In the context of the increasing prevalence and public health burden of asthma, reliable predictors of asthma development are being sought in order to prevent or mitigate the impact of the disease. Recent research findings of the asthma risk predictive value of infant-onset eczema combined with presence of filaggrin (FLG) null mutation and food sensitization are very promising. This month’s issue presents a report by Filipiak-Pittroff and colleagues (J Allergy Clin Immunol 2011;128:1235-1241.e5), on behalf of 2 large European birth cohort studies of nutritional and environmental factors in the development of allergic diseases, in which they sought to validate the eczema+FLG+food allergy predictors and to determine if the combination was useful in predicting persistent eczema.
Filipiak-Pittroff et al. assembled a dataset of almost 300 children with infant-onset eczema and known FLG and food allergy status and retrospectively examined the relation of these conditions with the presence of asthma and persistent eczema at age 10. The authors report that all three factors are risk factors for asthma, and their combination is highly specific, but not sensitive, for predicting asthma. This finding implies that a prediction cannot be made with sufficient confidence based on these criteria only, since there might be many false negatives, i.e. many children at risk for asthma development would not be identified correctly.
Thus, their findings did not corroborate previous research suggesting a nearly 100% predictive value for asthma development for the combined presence of early eczema, food allergy, and FLG null mutation, and shows that for a precise prediction of asthma more than these three variables are needed.

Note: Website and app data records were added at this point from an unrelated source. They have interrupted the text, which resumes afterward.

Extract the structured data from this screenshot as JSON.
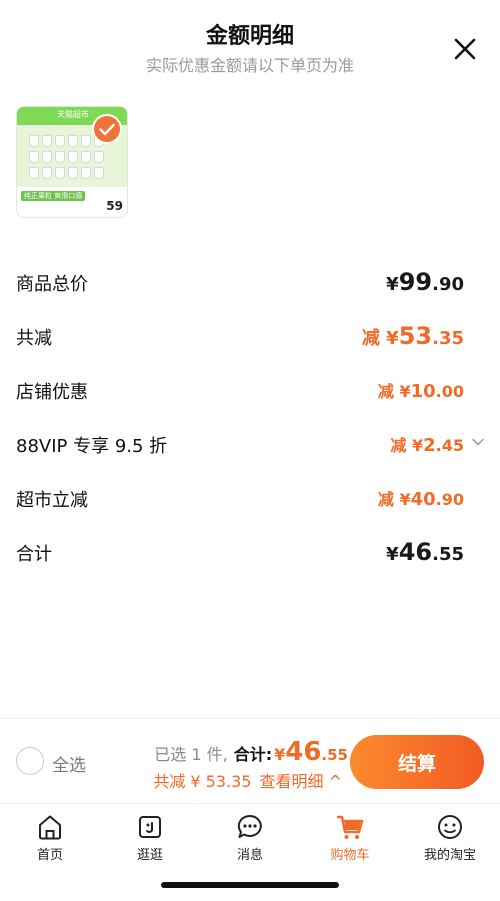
{
  "header": {
    "title": "金额明细",
    "subtitle": "实际优惠金额请以下单页为准"
  },
  "product": {
    "store_banner": "天猫超市",
    "tag": "纯正果粒 爽滑口感",
    "price_badge": "59"
  },
  "breakdown": {
    "total_price": {
      "label": "商品总价",
      "yen": "¥",
      "int": "99",
      "dec": ".90"
    },
    "total_reduce": {
      "label": "共减",
      "prefix": "减 ¥",
      "int": "53",
      "dec": ".35"
    },
    "store_discount": {
      "label": "店铺优惠",
      "prefix": "减 ¥",
      "int": "10",
      "dec": ".00"
    },
    "vip_discount": {
      "label": "88VIP 专享 9.5 折",
      "prefix": "减 ¥",
      "int": "2",
      "dec": ".45"
    },
    "market_reduce": {
      "label": "超市立减",
      "prefix": "减 ¥",
      "int": "40",
      "dec": ".90"
    },
    "subtotal": {
      "label": "合计",
      "yen": "¥",
      "int": "46",
      "dec": ".55"
    }
  },
  "bottom_bar": {
    "select_all": "全选",
    "selected_count": "已选 1 件,",
    "total_label": "合计:",
    "total_yen": "¥",
    "total_int": "46",
    "total_dec": ".55",
    "reduce_text": "共减 ¥ 53.35",
    "view_detail": "查看明细 ^",
    "checkout": "结算"
  },
  "tabbar": {
    "items": [
      {
        "label": "首页",
        "icon": "home-icon"
      },
      {
        "label": "逛逛",
        "icon": "explore-icon"
      },
      {
        "label": "消息",
        "icon": "message-icon"
      },
      {
        "label": "购物车",
        "icon": "cart-icon"
      },
      {
        "label": "我的淘宝",
        "icon": "profile-icon"
      }
    ]
  },
  "colors": {
    "accent": "#f06a28",
    "text": "#1a1a1a",
    "muted": "#9a9a9a"
  }
}
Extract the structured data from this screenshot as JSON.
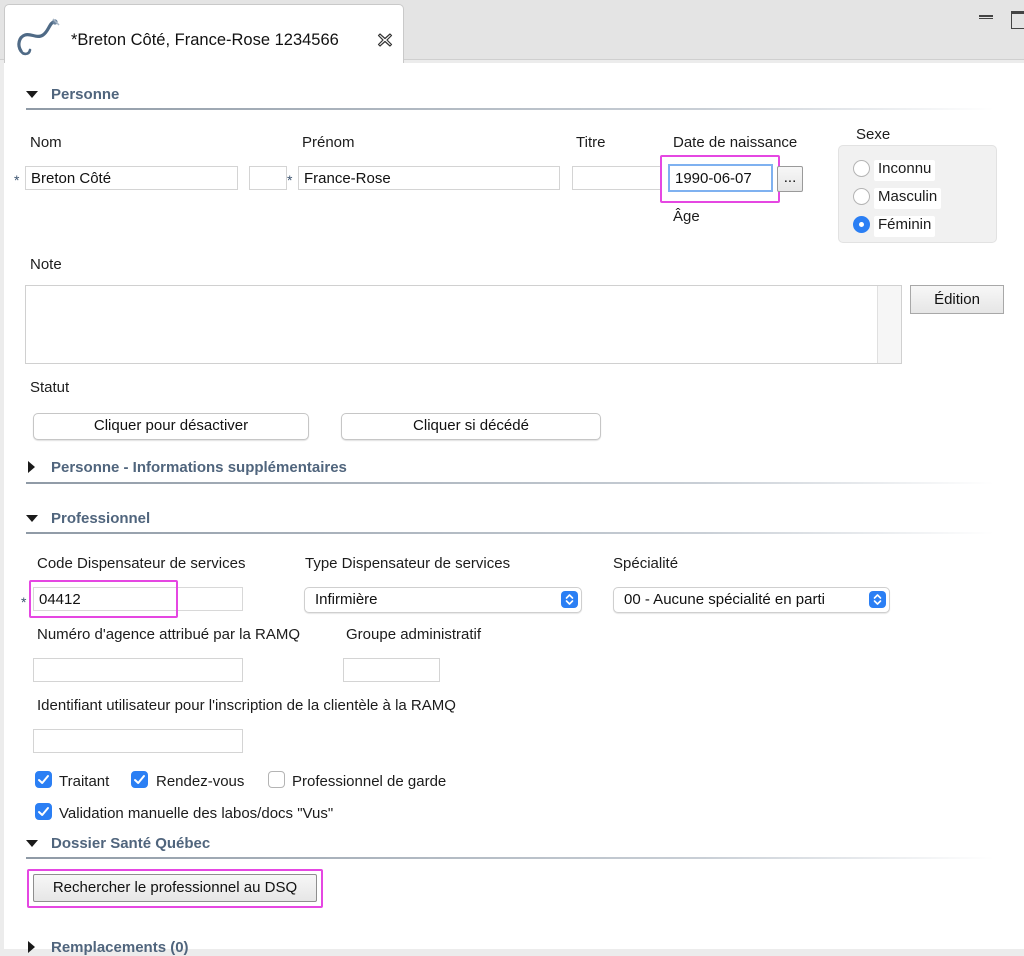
{
  "tab": {
    "title": "*Breton Côté, France-Rose 1234566",
    "icon": "stethoscope-icon"
  },
  "personne": {
    "section_title": "Personne",
    "nom_label": "Nom",
    "nom_value": "Breton Côté",
    "prenom_label": "Prénom",
    "prenom_value": "France-Rose",
    "titre_label": "Titre",
    "titre_value": "",
    "dob_label": "Date de naissance",
    "dob_value": "1990-06-07",
    "dob_button": "...",
    "age_label": "Âge",
    "sexe_label": "Sexe",
    "sexe_options": [
      "Inconnu",
      "Masculin",
      "Féminin"
    ],
    "sexe_selected": "Féminin",
    "note_label": "Note",
    "note_value": "",
    "edition_button": "Édition",
    "statut_label": "Statut",
    "desactiver_button": "Cliquer pour désactiver",
    "decede_button": "Cliquer si décédé",
    "required_marker": "*"
  },
  "personne_info": {
    "section_title": "Personne - Informations supplémentaires"
  },
  "professionnel": {
    "section_title": "Professionnel",
    "code_label": "Code Dispensateur de services",
    "code_value": "04412",
    "type_label": "Type Dispensateur de services",
    "type_value": "Infirmière",
    "specialite_label": "Spécialité",
    "specialite_value": "00 - Aucune spécialité en parti",
    "agence_label": "Numéro d'agence attribué par la RAMQ",
    "agence_value": "",
    "groupe_label": "Groupe administratif",
    "groupe_value": "",
    "identifiant_label": "Identifiant utilisateur pour l'inscription de la clientèle à la RAMQ",
    "identifiant_value": "",
    "checkboxes": [
      {
        "label": "Traitant",
        "checked": true
      },
      {
        "label": "Rendez-vous",
        "checked": true
      },
      {
        "label": "Professionnel de garde",
        "checked": false
      },
      {
        "label": "Validation manuelle des labos/docs \"Vus\"",
        "checked": true
      }
    ]
  },
  "dsq": {
    "section_title": "Dossier Santé Québec",
    "search_button": "Rechercher le professionnel au DSQ"
  },
  "remplacements": {
    "section_title": "Remplacements (0)"
  },
  "colors": {
    "accent": "#2b7ff4",
    "highlight": "#e547e2",
    "section_title": "#50657d"
  }
}
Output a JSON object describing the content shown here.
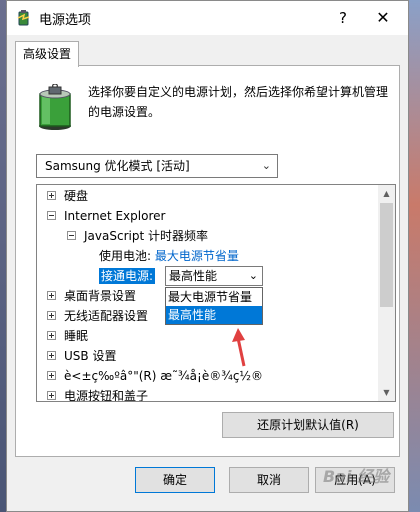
{
  "window": {
    "title": "电源选项",
    "help": "?",
    "close": "✕"
  },
  "tab": {
    "label": "高级设置"
  },
  "description": "选择你要自定义的电源计划，然后选择你希望计算机管理的电源设置。",
  "plan": {
    "selected": "Samsung 优化模式 [活动]"
  },
  "tree": {
    "harddisk": "硬盘",
    "ie": "Internet Explorer",
    "js_timer": "JavaScript 计时器频率",
    "battery_label": "使用电池:",
    "battery_value": "最大电源节省量",
    "plugged_label": "接通电源:",
    "plugged_value": "最高性能",
    "dropdown_options": [
      "最大电源节省量",
      "最高性能"
    ],
    "desktop_bg": "桌面背景设置",
    "wireless": "无线适配器设置",
    "sleep": "睡眠",
    "usb": "USB 设置",
    "garbled": "è<±ç‰ºâ°\"(R) æ˜¾å¡è®¾ç½®",
    "power_buttons": "电源按钮和盖子"
  },
  "buttons": {
    "restore": "还原计划默认值(R)",
    "ok": "确定",
    "cancel": "取消",
    "apply": "应用(A)"
  },
  "watermark": "Bai 经验",
  "colors": {
    "accent": "#0078d7",
    "link": "#0066cc",
    "annotation": "#e04040"
  }
}
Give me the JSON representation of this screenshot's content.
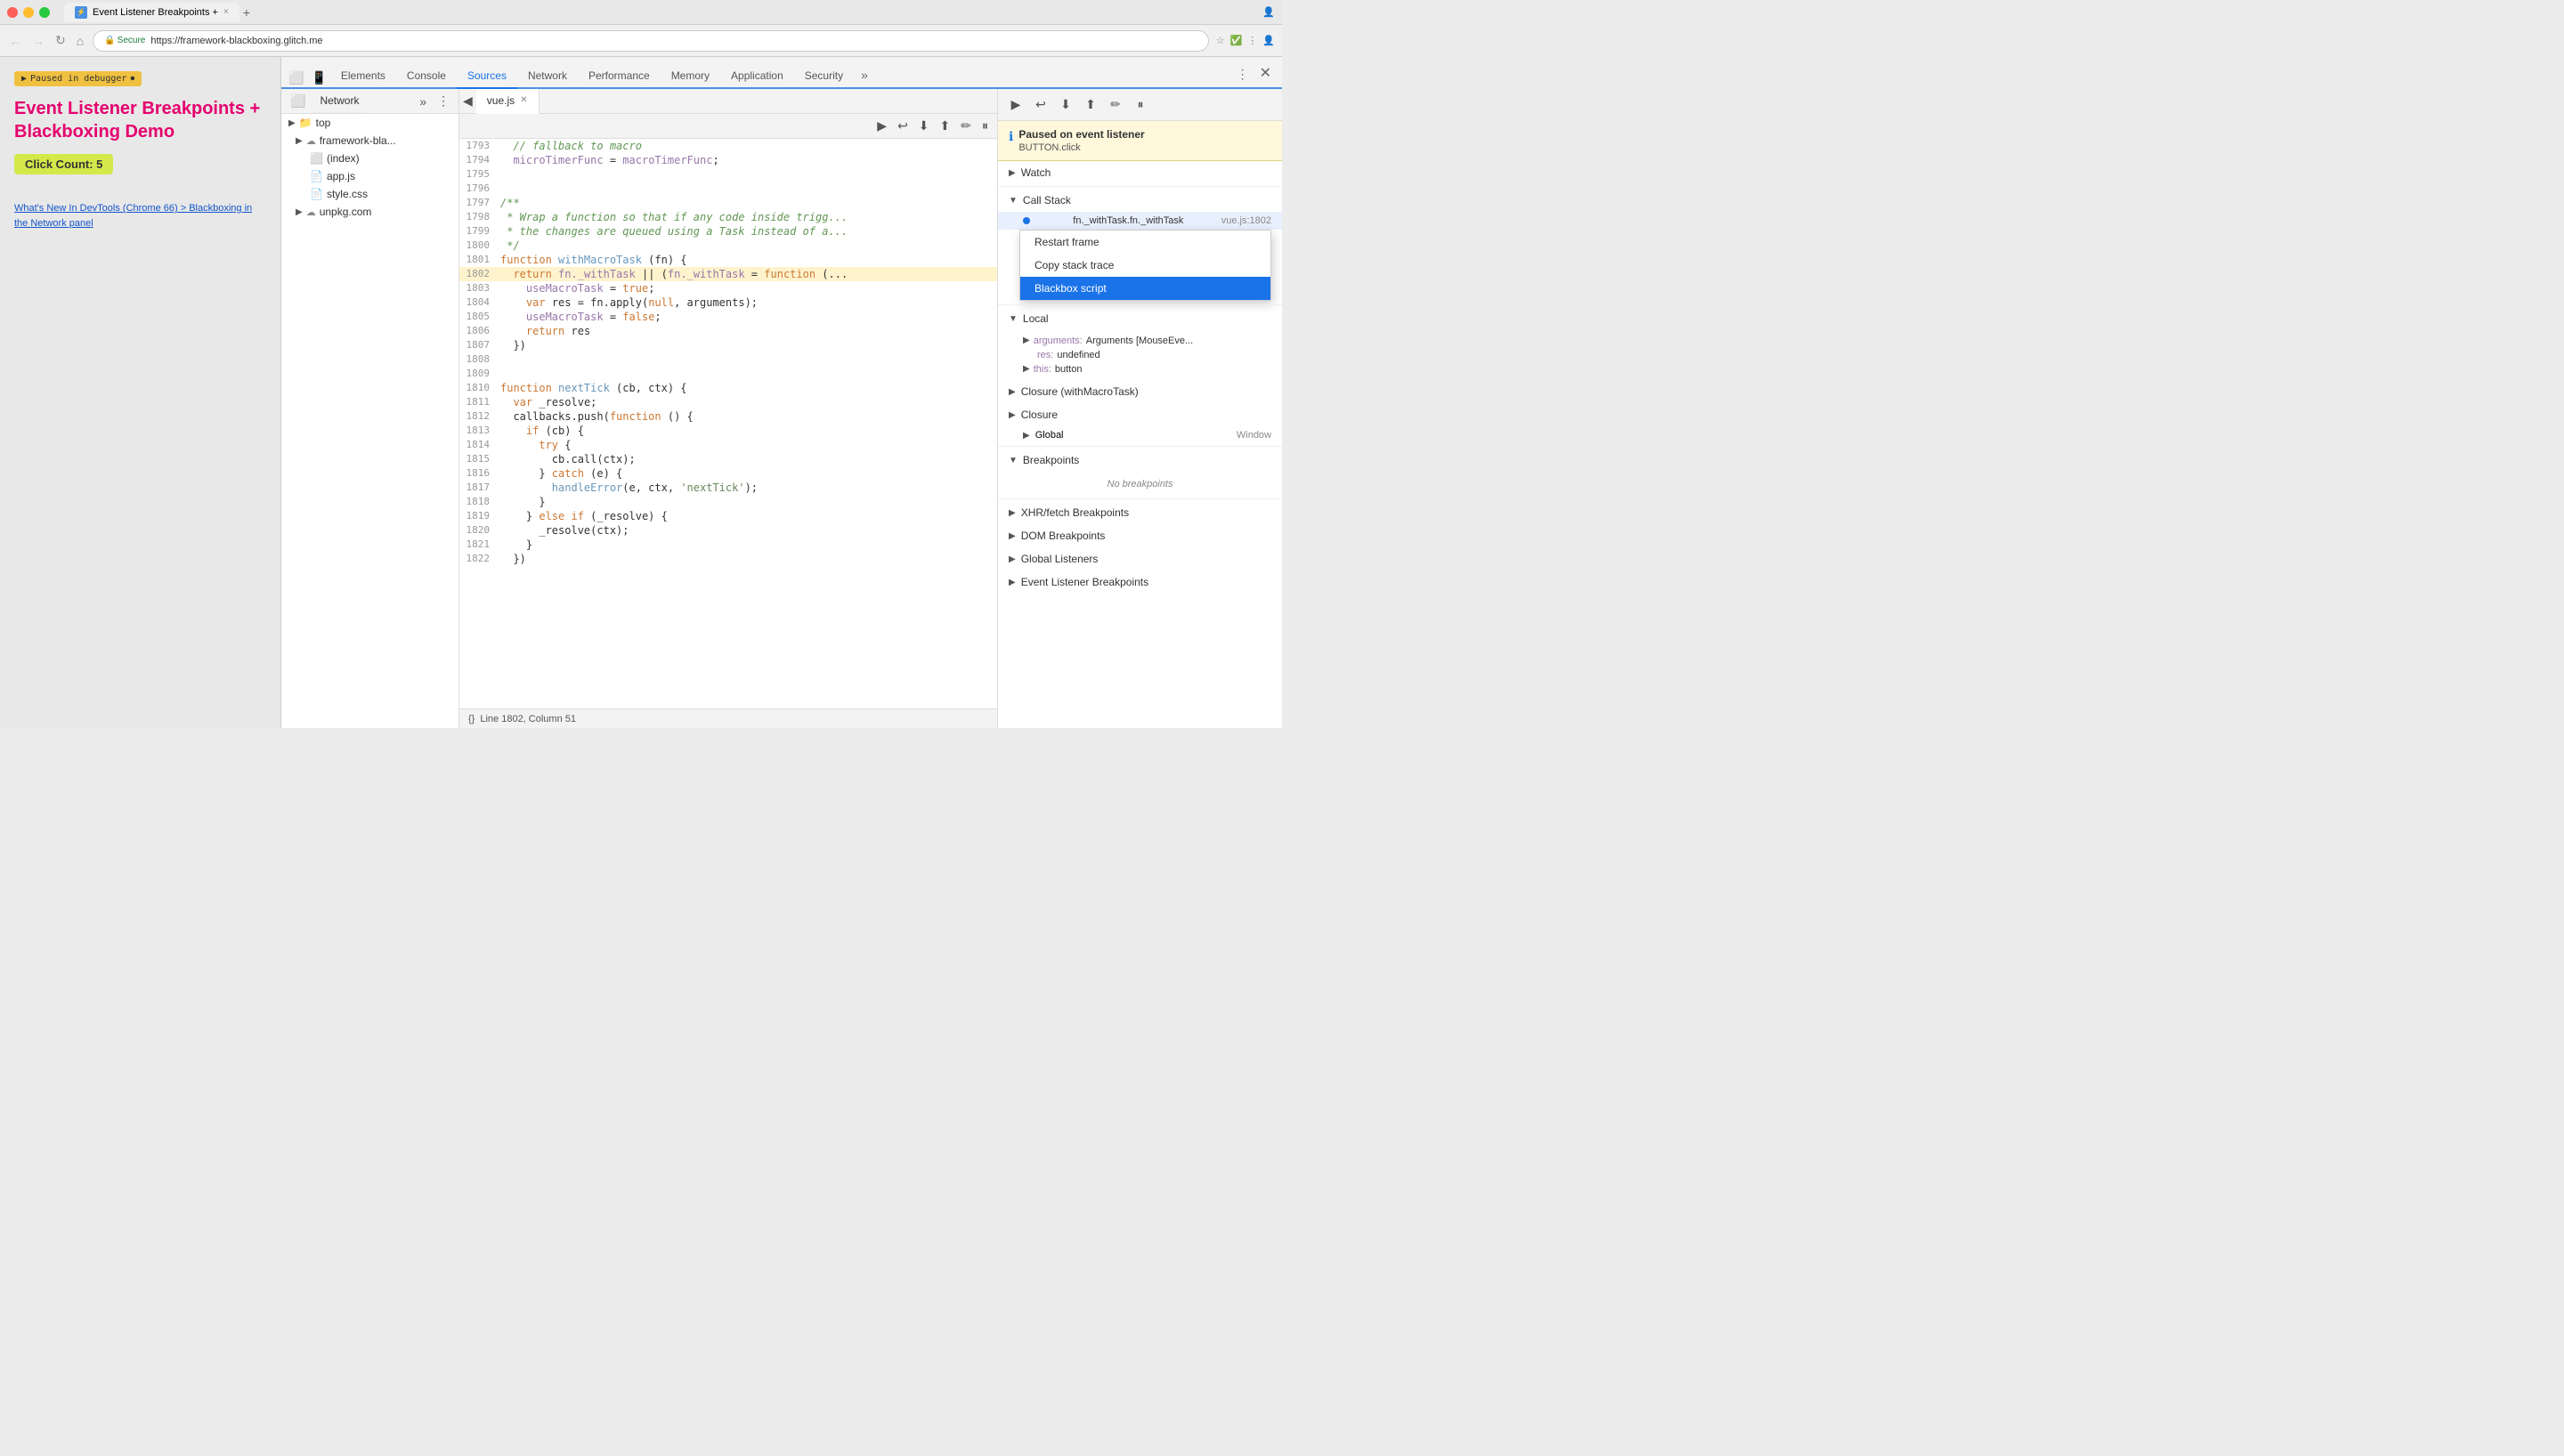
{
  "titleBar": {
    "tab": {
      "label": "Event Listener Breakpoints +",
      "close": "×"
    },
    "newTabIcon": "+"
  },
  "addressBar": {
    "secure": "Secure",
    "url": "https://framework-blackboxing.glitch.me",
    "personIcon": "👤"
  },
  "page": {
    "pausedBadge": "Paused in debugger",
    "title": "Event Listener Breakpoints + Blackboxing Demo",
    "clickCount": "Click Count: 5",
    "link1": "What's New In DevTools (Chrome 66) > Blackboxing in the Network panel"
  },
  "devtools": {
    "tabs": [
      "Elements",
      "Console",
      "Sources",
      "Network",
      "Performance",
      "Memory",
      "Application",
      "Security"
    ],
    "activeTab": "Sources",
    "moreLabel": "»",
    "menuLabel": "⋮",
    "closeLabel": "×"
  },
  "fileTree": {
    "networkLabel": "Network",
    "moreLabel": "»",
    "menuLabel": "⋮",
    "items": [
      {
        "indent": 0,
        "arrow": "▶",
        "icon": "folder",
        "name": "top"
      },
      {
        "indent": 1,
        "arrow": "▶",
        "icon": "cloud",
        "name": "framework-bla..."
      },
      {
        "indent": 2,
        "arrow": "",
        "icon": "html",
        "name": "(index)"
      },
      {
        "indent": 2,
        "arrow": "",
        "icon": "js",
        "name": "app.js"
      },
      {
        "indent": 2,
        "arrow": "",
        "icon": "css",
        "name": "style.css"
      },
      {
        "indent": 1,
        "arrow": "▶",
        "icon": "cloud",
        "name": "unpkg.com"
      }
    ]
  },
  "editor": {
    "tab": "vue.js",
    "lines": [
      {
        "num": 1793,
        "text": "  // fallback to macro",
        "type": "comment"
      },
      {
        "num": 1794,
        "text": "  microTimerFunc = macroTimerFunc;",
        "type": "code"
      },
      {
        "num": 1795,
        "text": "",
        "type": "code"
      },
      {
        "num": 1796,
        "text": "",
        "type": "code"
      },
      {
        "num": 1797,
        "text": "/**",
        "type": "comment"
      },
      {
        "num": 1798,
        "text": " * Wrap a function so that if any code inside trigg...",
        "type": "comment"
      },
      {
        "num": 1799,
        "text": " * the changes are queued using a Task instead of a...",
        "type": "comment"
      },
      {
        "num": 1800,
        "text": " */",
        "type": "comment"
      },
      {
        "num": 1801,
        "text": "function withMacroTask (fn) {",
        "type": "code"
      },
      {
        "num": 1802,
        "text": "  return fn._withTask || (fn._withTask = function (...",
        "type": "highlighted"
      },
      {
        "num": 1803,
        "text": "    useMacroTask = true;",
        "type": "code"
      },
      {
        "num": 1804,
        "text": "    var res = fn.apply(null, arguments);",
        "type": "code"
      },
      {
        "num": 1805,
        "text": "    useMacroTask = false;",
        "type": "code"
      },
      {
        "num": 1806,
        "text": "    return res",
        "type": "code"
      },
      {
        "num": 1807,
        "text": "  })",
        "type": "code"
      },
      {
        "num": 1808,
        "text": "",
        "type": "code"
      },
      {
        "num": 1809,
        "text": "",
        "type": "code"
      },
      {
        "num": 1810,
        "text": "function nextTick (cb, ctx) {",
        "type": "code"
      },
      {
        "num": 1811,
        "text": "  var _resolve;",
        "type": "code"
      },
      {
        "num": 1812,
        "text": "  callbacks.push(function () {",
        "type": "code"
      },
      {
        "num": 1813,
        "text": "    if (cb) {",
        "type": "code"
      },
      {
        "num": 1814,
        "text": "      try {",
        "type": "code"
      },
      {
        "num": 1815,
        "text": "        cb.call(ctx);",
        "type": "code"
      },
      {
        "num": 1816,
        "text": "      } catch (e) {",
        "type": "code"
      },
      {
        "num": 1817,
        "text": "        handleError(e, ctx, 'nextTick');",
        "type": "code"
      },
      {
        "num": 1818,
        "text": "      }",
        "type": "code"
      },
      {
        "num": 1819,
        "text": "    } else if (_resolve) {",
        "type": "code"
      },
      {
        "num": 1820,
        "text": "      _resolve(ctx);",
        "type": "code"
      },
      {
        "num": 1821,
        "text": "    }",
        "type": "code"
      },
      {
        "num": 1822,
        "text": "  })",
        "type": "code"
      }
    ],
    "status": "Line 1802, Column 51"
  },
  "debugPanel": {
    "pausedTitle": "Paused on event listener",
    "pausedSub": "BUTTON.click",
    "sections": {
      "watch": "Watch",
      "callStack": "Call Stack",
      "scope": {
        "local": "Local",
        "closure1": "Closure (withMacroTask)",
        "closure2": "Closure",
        "global": "Global",
        "globalVal": "Window"
      },
      "breakpoints": "Breakpoints",
      "noBreakpoints": "No breakpoints",
      "xhrBreakpoints": "XHR/fetch Breakpoints",
      "domBreakpoints": "DOM Breakpoints",
      "globalListeners": "Global Listeners",
      "eventListenerBreakpoints": "Event Listener Breakpoints"
    },
    "callStackItems": [
      {
        "name": "fn._withTask.fn._withTask",
        "loc": "vue.js:1802"
      }
    ],
    "contextMenu": {
      "items": [
        "Restart frame",
        "Copy stack trace",
        "Blackbox script"
      ],
      "activeItem": "Blackbox script"
    },
    "localScope": [
      {
        "key": "arguments:",
        "val": "Arguments [MouseEve..."
      },
      {
        "key": "res:",
        "val": "undefined"
      },
      {
        "key": "this:",
        "val": "button"
      }
    ]
  }
}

Filipiak-Pittroff et al. conclude that their results underscore the complex presentation of atopic diseases and reinforce the need to identify reliable methods for prediction.